Wife of American Man Kidnapped 5 Years Ago in Africa Says Release Being Hindered By U.S.

Els Woodke, the wife of an American humanitarian worker kidnapped in Niger five years ago, said the U.S. government's "restrictions" have hindered her in her attempts to raise a multimillion-dollar ransom for her husband's release.

Woodke told the Associated Press she believes her husband, Jeff Woodke, is in the custody of JNIM, a West African al-Qaeda affiliate. She received information indicating he was alive over the summer and maintains the hope that he still is.

Jeff Woodke was kidnapped from his home in Abalak, Niger, in October 2016, when men killed his guards and forced him into their truck at gunpoint.

Els Woodke said the captors have demanded a multimillion-dollar ransom, but the precise number is inconsistent. Woodke expressed her frustrations over the U.S. government's lack of help. According to the AP report, the government does not encourage ransom payments in hostage cases.

"I have also had so many restrictions imposed by the U.S. government that any meaningful attempt to raise a ransom is effectively prohibited," she said.

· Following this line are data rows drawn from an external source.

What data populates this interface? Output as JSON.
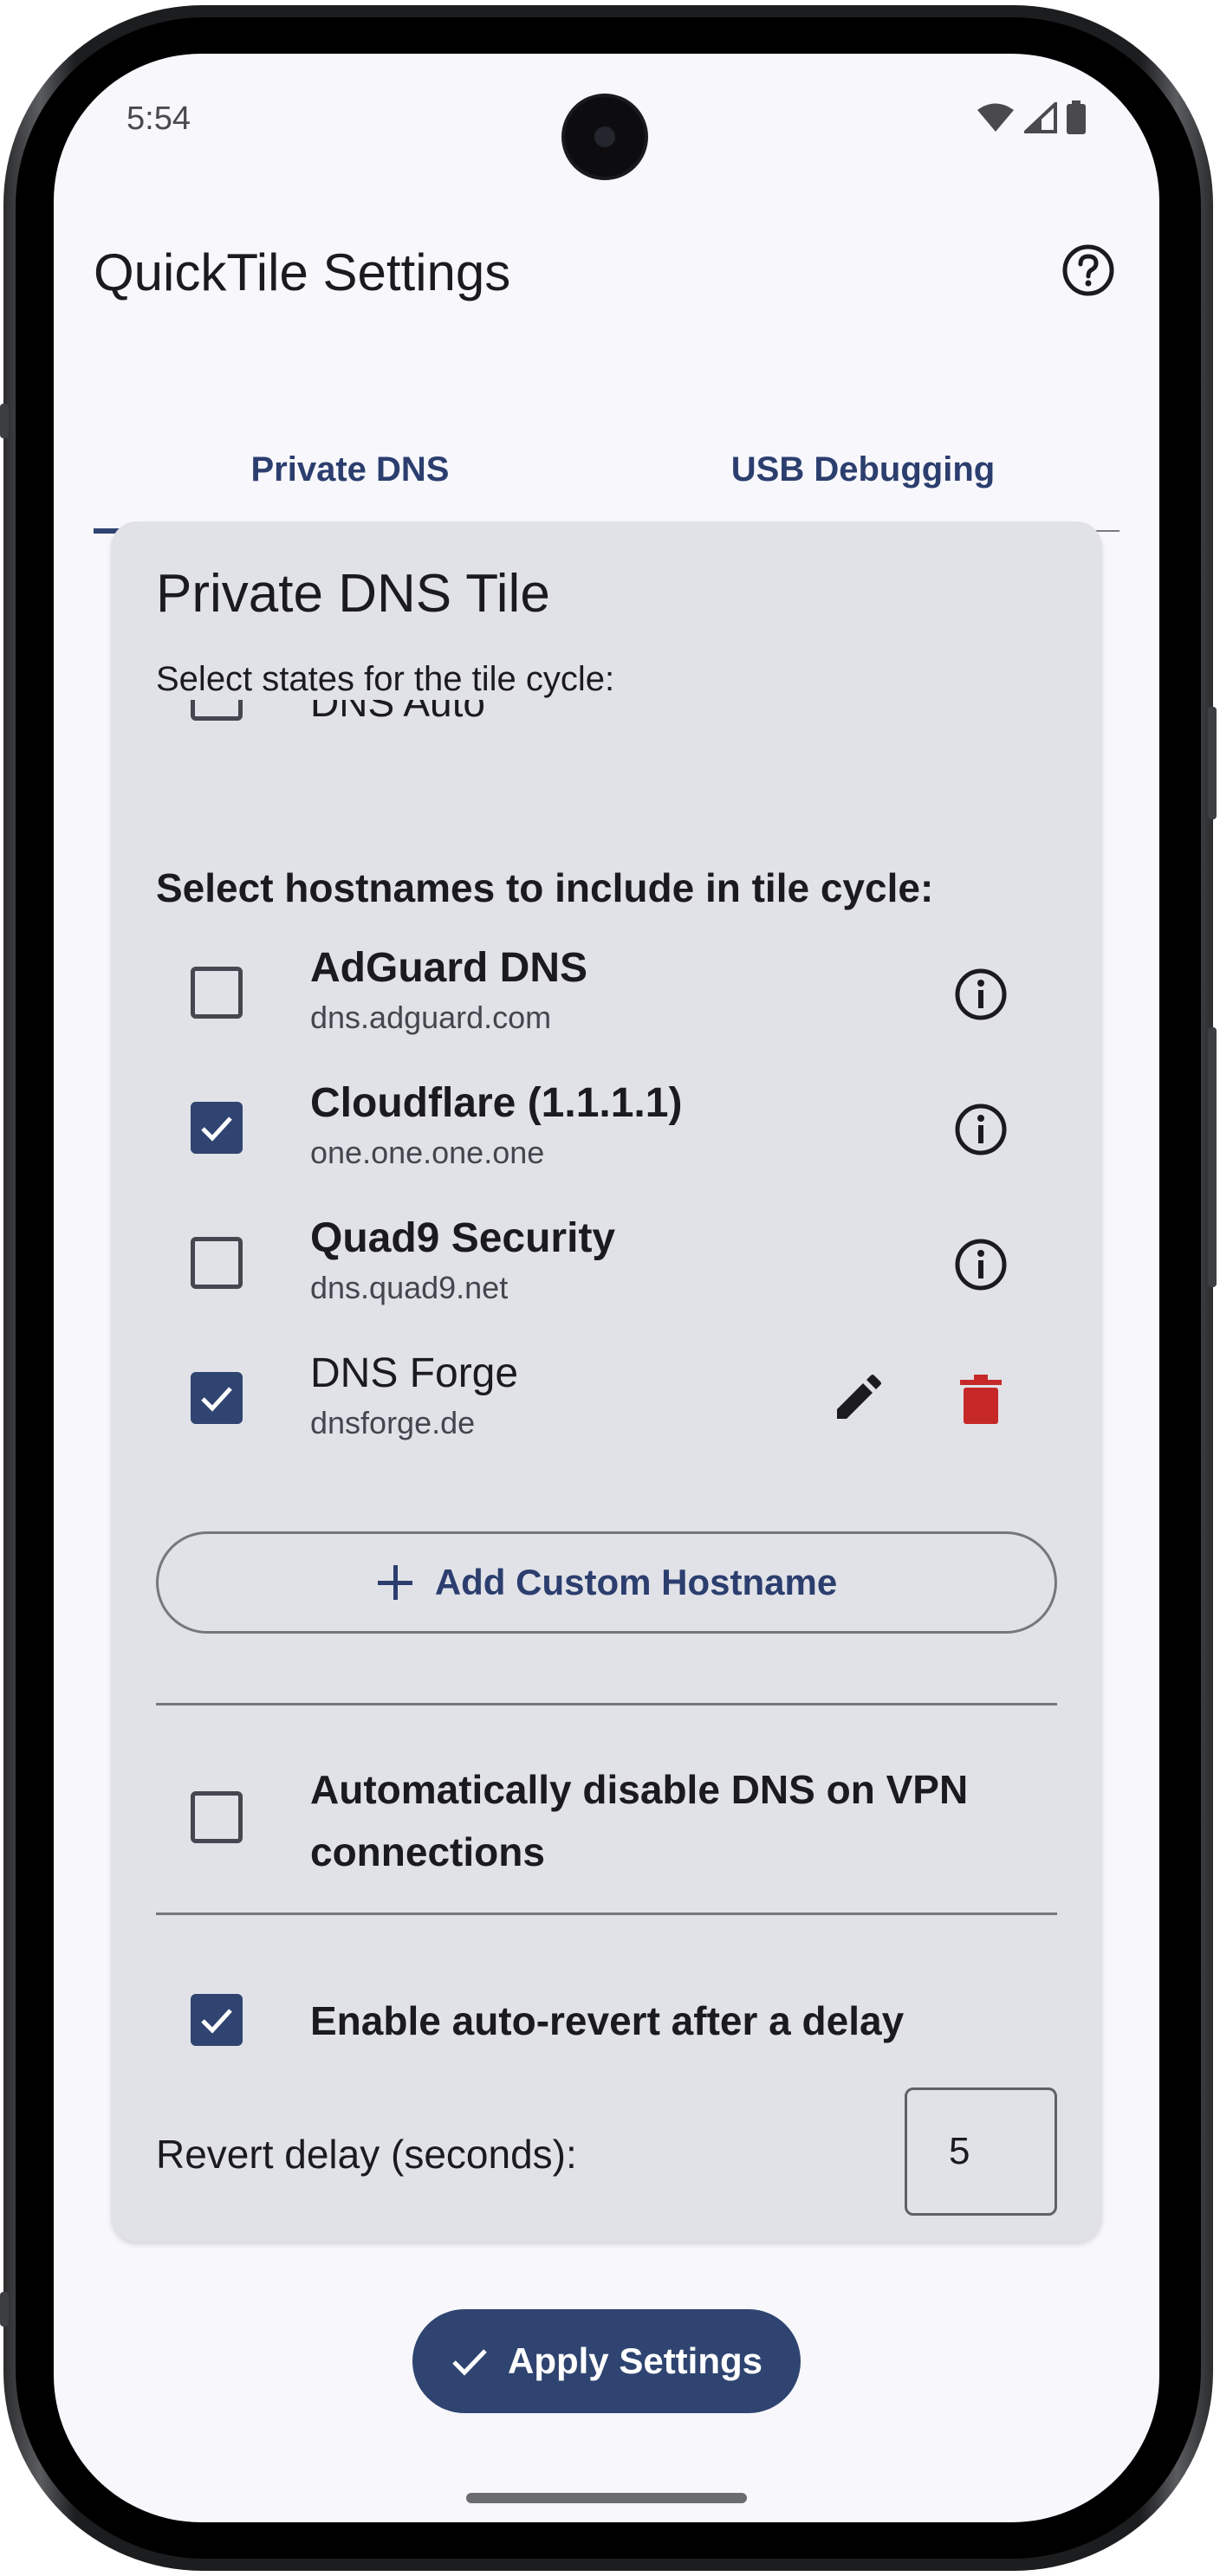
{
  "status_bar": {
    "time": "5:54"
  },
  "app_bar": {
    "title": "QuickTile Settings",
    "help_icon": "help-circle-icon"
  },
  "tabs": [
    {
      "label": "Private DNS",
      "selected": true
    },
    {
      "label": "USB Debugging",
      "selected": false
    }
  ],
  "card": {
    "title": "Private DNS Tile",
    "subtitle": "Select states for the tile cycle:",
    "partial_state": {
      "label": "DNS Auto",
      "checked": false
    },
    "hostnames_label": "Select hostnames to include in tile cycle:",
    "hostnames": [
      {
        "name": "AdGuard DNS",
        "host": "dns.adguard.com",
        "checked": false,
        "bold": true
      },
      {
        "name": "Cloudflare (1.1.1.1)",
        "host": "one.one.one.one",
        "checked": true,
        "bold": true
      },
      {
        "name": "Quad9 Security",
        "host": "dns.quad9.net",
        "checked": false,
        "bold": true
      },
      {
        "name": "DNS Forge",
        "host": "dnsforge.de",
        "checked": true,
        "bold": false
      }
    ],
    "add_button": "Add Custom Hostname",
    "vpn_label": "Automatically disable DNS on VPN connections",
    "vpn_checked": false,
    "revert_label": "Enable auto-revert after a delay",
    "revert_checked": true,
    "delay_label": "Revert delay (seconds):",
    "delay_value": "5"
  },
  "apply_button": "Apply Settings",
  "colors": {
    "primary": "#2f4470",
    "delete": "#c62828",
    "card_bg": "#e1e2e8",
    "screen_bg": "#f7f7fc"
  }
}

Woodke also mentioned that she attempted to speak directly with JNIM's leader, Iyad Ag Ghali, Wednesday to plead for her husband's release.

"You are the only one with the power to make that happen," she said to Ghali. "Releasing Jeff will require compassion and mercy, but these are the characteristics of a strong and courageous leader."

For more reporting from The Associated Press, see below:

Els Woodke, Jeff Woodke
Els Woodke said the U.S. government has put restrictions on her attempts at raisng ransom money for her kidnapped husband. Above, Woodke stands in front of a video monitor which displays a photo of her husband Jeff Woodke, who is the victim of a 2016 kidnapping by a jihadist terrorist group in West Africa, during a news conference in Washington on November 17. Cliff Owen/AP Photo

In her most extensive remarks yet about her husband's ordeal, she also expressed her discontent with aspects of the U.S. government's approach. She said she has been repeatedly told over the years that if she discloses details about her husband's case, she will be cut off from receiving additional information.

She said the restrictions have to do with the fact that "other governments are involved," though she declined to elaborate.

The U.S. government does not encourage ransom payments in hostage cases but has also made clear that prosecutors are not interested in charging relatives who choose to make such payments. A U.S. official said in response to Woodke's comments that though it is U.S. policy to deny hostage takers concessions, that stance "does not preclude the United States government from helping hostage families with private efforts to communicate with hostage takers."

Els Woodke urged the government of Mali to make the release of her husband and other hostages held by JNIM a precondition of negotiations with the group. She also urged Secretary of State Antony Blinken to make good on his promise in February that he "would not take any options off the table" in her husband's case.

She said that based on information she received from the government and "other sources," she believes that Jeff Woodke was alive at least as of this summer.

Plus, she added, he is well-known in the region.

"If he would have died, I am sure that would not have gone unnoticed. That news would have been passed on. That is for me an even stronger indication" that he is still alive, she said.

Els Woodke, news conference
Els Woodke spoke with JNIM terrorist group leader Iyad Ag Ghali, pleading him to free her husband, Jeff Woodke. Here, Woodke speaks about the 2016 kidnapping during a news conference in Washington on November 17. Cliff Owen/AP Photo